As far back as she can remember, Azadeh Moaveni has felt at odds with her tangled identity as an Iranian-American. In suburban America, Azadeh lived in two worlds. At home, she was the daughter of the Iranian exile community, serving tea, clinging to tradition, and dreaming of Tehran. Outside, she was a California girl who practiced yoga and listened to Madonna. For years, she ignored the tense standoff between her two cultures. But college magnified the clash between Iran and America, and after graduating, she moved to Iran as a journalist. This is the story of her search for identity, between two cultures cleaved apart by a violent history. It is also the story of Iran, a restive land lost in the twilight of its revolution.
Moaveni's homecoming falls in the heady days of the country's reform movement, when young people demonstrated in the streets and shouted for the Islamic regime to end. In these tumultuous times, she struggles to build a life in a dark country, wholly unlike the luminous, saffron and turquoise-tinted Iran of her imagination.
"Time reporter Moaveni, the American-born child of Iranian exiles, spent two years (2000 2001) working in Tehran. Although she reports on the overall tumult and repression felt by Iranians between the 1999 pro-democracy student demonstrations and the 2002 'Axis of Evil' declaration, the book's dominant story is more intimate. Moaveni was on a personal search 'to figure out my relationship' to Iran. Neither her adolescent ethnic identity conundrums nor her idyllic memories of a childhood visit prepared her for the realities she confronted as she navigated Iran, learning its rules, restrictions and taboos and how to evade and even exploit them like a local. Because she was a journalist, the shadowy, unnerving presence of an Iranian intelligence agent/interrogator hovered continually ('it would be useful if we saw your work before publication,' he told her). Readers also get intimate glimpses of domestic life: Moaveni lived among family and depicts clandestine partying, women's gyms and the popularity of cosmetic surgery. Eventually, Moaveni became 'more at home than [her mother] was' in Iran, and a visit to the U.S. showed how Moaveni, who now lives in Beirut, had grown unaccustomed to American life, 'where my Iranian instincts served no purpose.' Lipstick Jihad is a catchy title, but its flippancy does a disservice to Moaveni's nuanced narrative.
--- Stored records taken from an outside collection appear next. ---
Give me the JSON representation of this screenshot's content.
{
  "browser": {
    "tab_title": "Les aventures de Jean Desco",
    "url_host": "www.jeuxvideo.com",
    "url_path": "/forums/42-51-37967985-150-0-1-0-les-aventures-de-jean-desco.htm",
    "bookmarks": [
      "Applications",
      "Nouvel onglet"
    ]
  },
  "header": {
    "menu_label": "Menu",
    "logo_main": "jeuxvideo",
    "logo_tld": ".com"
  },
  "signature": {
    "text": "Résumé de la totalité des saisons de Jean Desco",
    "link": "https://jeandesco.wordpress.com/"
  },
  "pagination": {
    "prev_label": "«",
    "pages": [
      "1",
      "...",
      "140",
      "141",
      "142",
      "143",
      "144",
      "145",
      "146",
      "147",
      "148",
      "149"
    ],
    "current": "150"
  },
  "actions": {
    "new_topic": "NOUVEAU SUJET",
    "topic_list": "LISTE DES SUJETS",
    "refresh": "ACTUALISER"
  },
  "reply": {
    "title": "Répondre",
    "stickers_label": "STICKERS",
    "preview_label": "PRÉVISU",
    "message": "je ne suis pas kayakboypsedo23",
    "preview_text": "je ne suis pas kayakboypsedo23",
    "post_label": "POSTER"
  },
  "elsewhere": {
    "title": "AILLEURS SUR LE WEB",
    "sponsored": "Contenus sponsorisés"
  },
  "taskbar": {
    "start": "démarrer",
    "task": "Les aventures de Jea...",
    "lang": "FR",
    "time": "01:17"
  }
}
Agent, Diana Finch. (Mar.) Forecast: This work, as well as Afschineh Latifi's Even After All This Time, reviewed above, joins the recent explosion of memoirs by women about living in Iran, and could be displayed alongside Marjane Satrapi's Persepolis, Roya Hakakian's Journey from the Land of No and Azar Nafisi's Reading Lolita in Tehran." Publishers Weekly (Copyright Reed Business Information, Inc.)
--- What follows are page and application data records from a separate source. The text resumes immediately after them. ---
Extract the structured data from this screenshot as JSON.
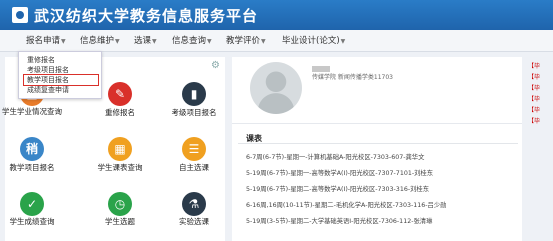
{
  "site": {
    "title": "武汉纺织大学教务信息服务平台"
  },
  "nav": [
    {
      "label": "报名申请"
    },
    {
      "label": "信息维护"
    },
    {
      "label": "选课"
    },
    {
      "label": "信息查询"
    },
    {
      "label": "教学评价"
    },
    {
      "label": "毕业设计(论文)"
    }
  ],
  "dropdown": [
    {
      "label": "重修报名"
    },
    {
      "label": "考级项目报名"
    },
    {
      "label": "教学项目报名"
    },
    {
      "label": "成绩复查申请"
    }
  ],
  "tiles": [
    {
      "label": "学生学业情况查询",
      "icon": "stats-icon",
      "color": "#e87b2a"
    },
    {
      "label": "重修报名",
      "icon": "retake-icon",
      "color": "#d9302a"
    },
    {
      "label": "考级项目报名",
      "icon": "book-icon",
      "color": "#2a3a4a"
    },
    {
      "label": "教学项目报名",
      "icon": "register-icon",
      "color": "#3a86c8"
    },
    {
      "label": "学生课表查询",
      "icon": "schedule-icon",
      "color": "#f0a020"
    },
    {
      "label": "自主选课",
      "icon": "course-select-icon",
      "color": "#f0a020"
    },
    {
      "label": "学生成绩查询",
      "icon": "grades-icon",
      "color": "#2aa34a"
    },
    {
      "label": "学生选题",
      "icon": "topic-icon",
      "color": "#2aa34a"
    },
    {
      "label": "实验选课",
      "icon": "lab-icon",
      "color": "#2a3a4a"
    }
  ],
  "profile": {
    "info": "传媒学院 新闻传播学类11703"
  },
  "timetable": {
    "title": "课表",
    "rows": [
      "6-7周(6-7节)-星期一-计算机基础A-阳光校区-7303-607-龚华文",
      "5-19周(6-7节)-星期一-高等数学A(Ⅰ)-阳光校区-7307-7101-刘桂东",
      "5-19周(6-7节)-星期二-高等数学A(Ⅰ)-阳光校区-7303-316-刘桂东",
      "6-16周,16周(10-11节)-星期二-毛机化学A-阳光校区-7303-116-吕少勋",
      "5-19周(3-5节)-星期二-大学基础英语Ⅰ-阳光校区-7306-112-张清琳"
    ]
  },
  "notices": [
    "【毕",
    "【毕",
    "【毕",
    "【毕",
    "【毕",
    "【毕"
  ]
}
"The author's account of trying, on the one hand, to be a foreign reporter under a theocratic regime, and, on the other, a normal young woman with a career and family and her own apartment, is beautifully nuanced, complex, and illuminating....A must." Kirkus Reviews
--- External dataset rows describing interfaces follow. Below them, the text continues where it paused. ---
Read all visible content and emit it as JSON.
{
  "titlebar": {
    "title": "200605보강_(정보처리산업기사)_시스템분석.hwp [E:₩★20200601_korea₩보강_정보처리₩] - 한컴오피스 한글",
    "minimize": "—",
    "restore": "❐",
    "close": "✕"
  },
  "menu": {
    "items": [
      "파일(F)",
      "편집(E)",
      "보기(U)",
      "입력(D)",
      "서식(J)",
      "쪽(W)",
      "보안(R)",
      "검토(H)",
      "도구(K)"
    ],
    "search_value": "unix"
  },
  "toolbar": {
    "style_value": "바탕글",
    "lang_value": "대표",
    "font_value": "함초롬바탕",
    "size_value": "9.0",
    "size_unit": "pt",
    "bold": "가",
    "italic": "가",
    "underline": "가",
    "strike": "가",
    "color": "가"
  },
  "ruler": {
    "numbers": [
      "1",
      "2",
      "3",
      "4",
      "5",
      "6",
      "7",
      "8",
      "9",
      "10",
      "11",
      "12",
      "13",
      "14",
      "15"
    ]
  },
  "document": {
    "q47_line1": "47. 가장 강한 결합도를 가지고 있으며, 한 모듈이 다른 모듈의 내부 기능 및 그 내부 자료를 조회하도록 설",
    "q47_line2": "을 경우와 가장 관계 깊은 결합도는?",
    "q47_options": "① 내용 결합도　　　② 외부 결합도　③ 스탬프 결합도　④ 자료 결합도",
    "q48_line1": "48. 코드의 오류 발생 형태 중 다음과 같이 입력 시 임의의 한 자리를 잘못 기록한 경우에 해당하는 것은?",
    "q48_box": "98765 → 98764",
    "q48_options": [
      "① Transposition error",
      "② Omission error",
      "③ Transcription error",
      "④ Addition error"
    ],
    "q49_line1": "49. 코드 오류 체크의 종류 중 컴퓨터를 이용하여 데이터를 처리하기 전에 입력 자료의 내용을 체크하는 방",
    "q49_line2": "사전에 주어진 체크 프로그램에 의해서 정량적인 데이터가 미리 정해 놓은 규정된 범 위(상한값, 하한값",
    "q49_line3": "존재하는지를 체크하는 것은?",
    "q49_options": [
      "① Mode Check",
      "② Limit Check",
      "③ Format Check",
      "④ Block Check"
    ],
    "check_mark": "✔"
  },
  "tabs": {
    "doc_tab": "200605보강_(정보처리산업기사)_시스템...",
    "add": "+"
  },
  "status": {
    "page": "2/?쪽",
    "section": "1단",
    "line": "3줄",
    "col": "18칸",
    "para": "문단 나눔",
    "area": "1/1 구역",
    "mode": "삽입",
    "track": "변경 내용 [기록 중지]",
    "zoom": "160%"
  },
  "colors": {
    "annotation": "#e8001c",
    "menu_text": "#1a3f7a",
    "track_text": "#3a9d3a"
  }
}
"In her compelling new memoir, Lipstick Jihad, Azadeh Moaveni gives the reader a guided tour through the underground youth culture in Tehran." Michiko Kakutani, The New York Times
About the Author
Azadeh Moaveni grew up in San Jose and studied politics at the University of California, Santa Cruz. She won a Fulbright fellowship to Egypt, and studied Arabic at the American University in Cairo. For three years she worked across the Middle East as a reporter for Time magazine, before joining the Los Angeles Times to cover the war in Iraq. She lives in Beirut.